There was a pastor-theologian named Donald Barnhouse whose wife died of cancer when their four children were still very young in age. And as he drove his children to his wife’s funeral, Barnhouse stopped at a traffic crossing. Ahead of them was a huge truck. The sun was at such an angle that it cast the truck’s shadow across the snow-covered field beside it. And Dr. Barnhouse, seeing the sorrowful and tear-filled faces of his children, looked at them and spoke to them, “Look at the shadow of that truck on the field, children. If you had to be run over, would you rather be run over by the truck or by its shadow?” The youngest child responded first, “The shadow. It couldn’t hurt anybody.” “That’s right,” said Barnhouse. “And remember, children, Jesus let the truck of death strike him, so that it could never destroy us. Your Mother lives with Jesus now—only the shadow of death passed over her.”
What does it mean, church, to aspire to the high privilege of being called a child of God? It means understanding and grasping on tightly to the fact that the true Child of God—his only begotten Son—gave his own life to spare us from the certainty of our pitiable fate. To aspire to the calling of being a child of God, then, is to endeavour in every season and with every possible means to know the one who has saved us—intimately, passionately, and faithfully, even if it costs us this life. Every single one of us has sorrow and tragedy awaiting us.

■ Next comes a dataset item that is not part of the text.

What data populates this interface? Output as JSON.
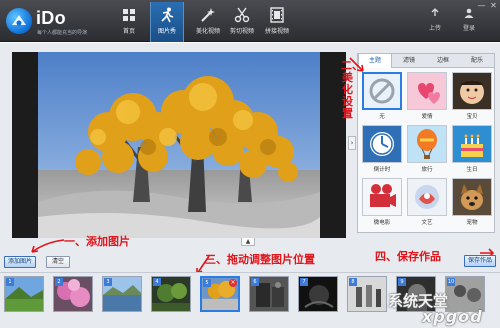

Every single one of us shall pass through the shadow of death, but for those who know Jesus, the Psalmist tells us that even in the shadow, we need not fear, because he is with us, and he comforts us. Through the temporary end of his life—through his death and suffering of our wrath, he has not only given us a new beginning, but also an eternity of joy with him in his resurrection. So, aspire to the high privilege of being called a child of God, always with unwavering vigilance, because, in Jesus, death shall never be the final word. He has given us life. He is preparing for us an eternal home. Let his effort, therefore, be the treasure and pursuit of all your days.